SUPPLIED DATA: Begin
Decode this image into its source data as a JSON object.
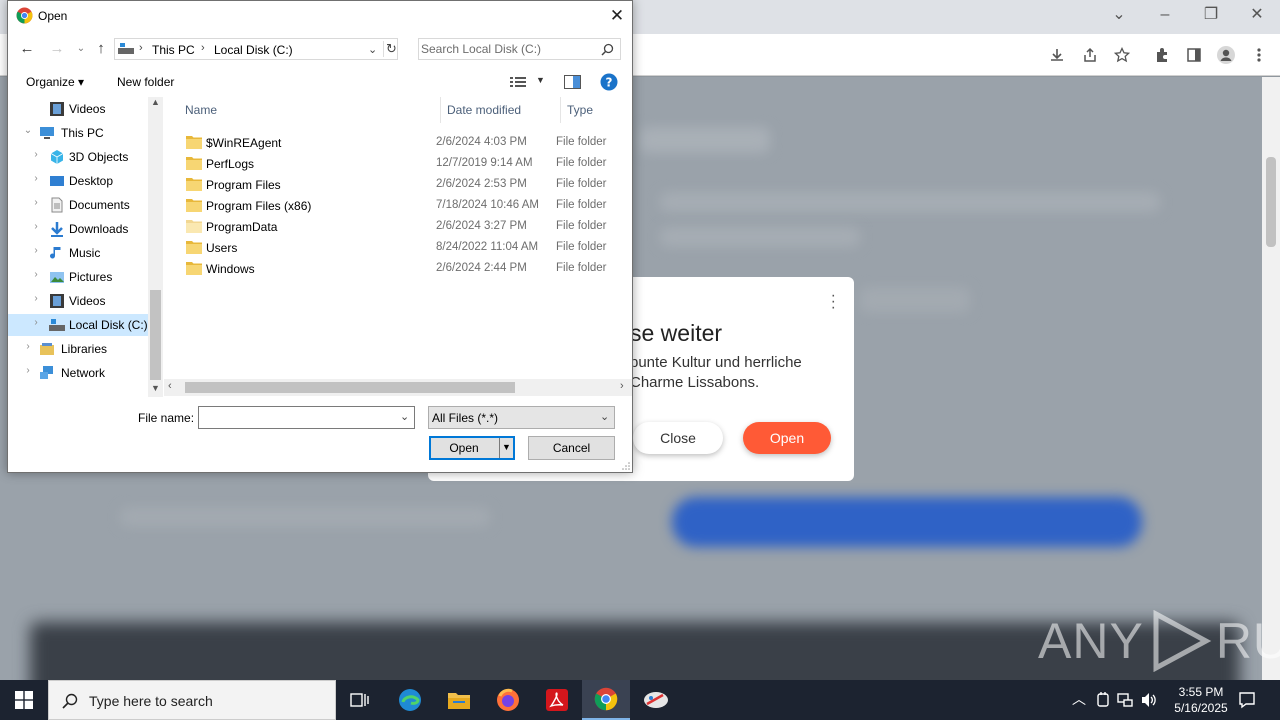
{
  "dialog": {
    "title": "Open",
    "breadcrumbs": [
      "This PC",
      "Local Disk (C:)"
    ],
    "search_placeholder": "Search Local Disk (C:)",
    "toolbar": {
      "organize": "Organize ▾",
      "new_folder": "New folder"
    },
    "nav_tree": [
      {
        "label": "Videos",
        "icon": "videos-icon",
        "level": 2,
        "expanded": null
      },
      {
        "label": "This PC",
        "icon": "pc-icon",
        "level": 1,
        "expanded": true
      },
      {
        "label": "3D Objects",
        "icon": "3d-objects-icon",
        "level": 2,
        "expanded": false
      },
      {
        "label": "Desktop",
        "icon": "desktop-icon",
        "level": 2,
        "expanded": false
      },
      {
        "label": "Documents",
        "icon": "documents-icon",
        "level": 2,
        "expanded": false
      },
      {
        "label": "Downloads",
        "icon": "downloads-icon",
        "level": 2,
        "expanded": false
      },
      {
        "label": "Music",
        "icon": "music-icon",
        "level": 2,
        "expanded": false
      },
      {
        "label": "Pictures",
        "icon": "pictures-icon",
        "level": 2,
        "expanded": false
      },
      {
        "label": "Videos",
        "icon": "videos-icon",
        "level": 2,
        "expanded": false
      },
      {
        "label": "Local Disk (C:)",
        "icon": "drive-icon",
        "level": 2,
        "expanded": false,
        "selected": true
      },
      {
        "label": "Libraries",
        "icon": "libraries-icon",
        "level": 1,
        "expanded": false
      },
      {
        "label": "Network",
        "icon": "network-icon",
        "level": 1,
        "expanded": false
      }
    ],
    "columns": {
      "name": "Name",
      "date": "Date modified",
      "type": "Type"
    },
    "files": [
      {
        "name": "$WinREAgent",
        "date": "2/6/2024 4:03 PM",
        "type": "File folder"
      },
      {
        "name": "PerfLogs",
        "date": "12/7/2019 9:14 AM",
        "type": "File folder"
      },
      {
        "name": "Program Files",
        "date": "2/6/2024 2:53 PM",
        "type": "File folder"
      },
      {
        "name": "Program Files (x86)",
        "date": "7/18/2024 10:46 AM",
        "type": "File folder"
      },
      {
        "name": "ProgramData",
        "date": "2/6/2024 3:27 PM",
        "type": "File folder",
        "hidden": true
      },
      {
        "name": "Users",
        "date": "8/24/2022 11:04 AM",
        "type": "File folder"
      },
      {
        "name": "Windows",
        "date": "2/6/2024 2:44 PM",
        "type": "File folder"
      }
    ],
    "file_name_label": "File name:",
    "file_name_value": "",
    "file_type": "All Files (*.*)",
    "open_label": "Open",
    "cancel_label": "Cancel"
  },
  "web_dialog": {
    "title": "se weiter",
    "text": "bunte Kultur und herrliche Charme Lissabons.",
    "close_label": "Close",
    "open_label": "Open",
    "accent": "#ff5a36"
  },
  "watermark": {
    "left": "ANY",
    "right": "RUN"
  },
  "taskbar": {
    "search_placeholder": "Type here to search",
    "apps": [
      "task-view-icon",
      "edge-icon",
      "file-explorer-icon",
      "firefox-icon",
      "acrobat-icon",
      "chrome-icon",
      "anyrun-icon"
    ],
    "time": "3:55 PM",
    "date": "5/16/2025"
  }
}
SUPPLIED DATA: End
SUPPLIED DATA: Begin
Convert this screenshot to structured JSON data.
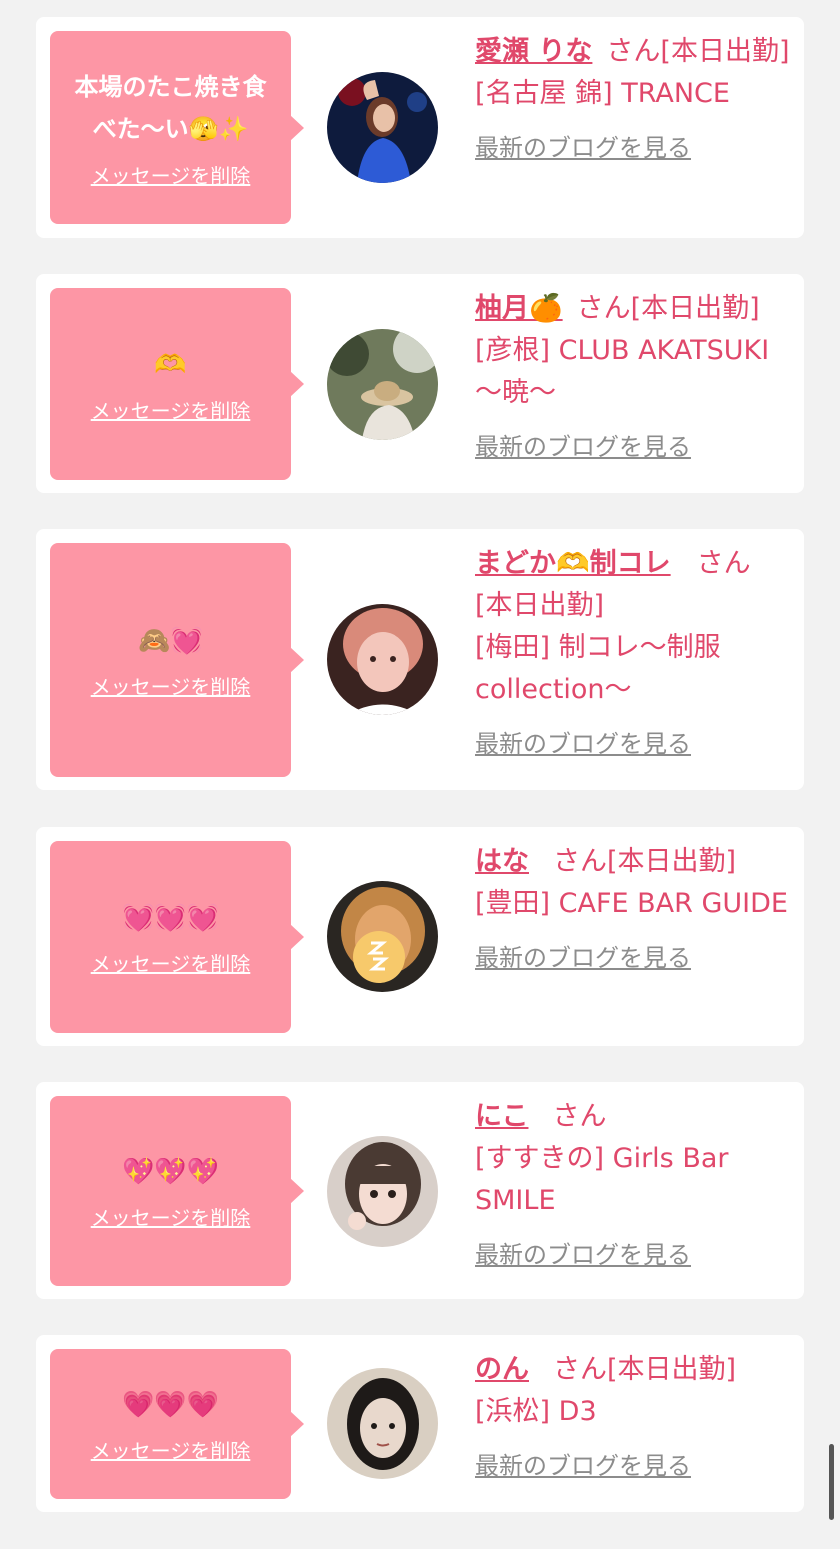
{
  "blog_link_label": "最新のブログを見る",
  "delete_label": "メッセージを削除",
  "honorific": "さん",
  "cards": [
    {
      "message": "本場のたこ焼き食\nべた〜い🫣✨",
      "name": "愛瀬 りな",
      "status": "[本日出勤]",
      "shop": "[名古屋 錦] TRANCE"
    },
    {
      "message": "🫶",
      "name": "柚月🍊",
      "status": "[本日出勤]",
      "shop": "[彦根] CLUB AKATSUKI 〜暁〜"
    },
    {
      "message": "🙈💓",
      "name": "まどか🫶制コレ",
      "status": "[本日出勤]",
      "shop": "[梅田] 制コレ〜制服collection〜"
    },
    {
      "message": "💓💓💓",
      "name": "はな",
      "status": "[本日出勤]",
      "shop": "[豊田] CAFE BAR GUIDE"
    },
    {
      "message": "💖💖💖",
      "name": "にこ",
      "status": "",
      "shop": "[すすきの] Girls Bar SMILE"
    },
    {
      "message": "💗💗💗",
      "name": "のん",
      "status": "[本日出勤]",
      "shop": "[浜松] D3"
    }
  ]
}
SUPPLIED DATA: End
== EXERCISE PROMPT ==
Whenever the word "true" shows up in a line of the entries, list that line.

== RESULT FOR THIS EXERCISE ==
        "expanded": true
        "selected": true
        "hidden": true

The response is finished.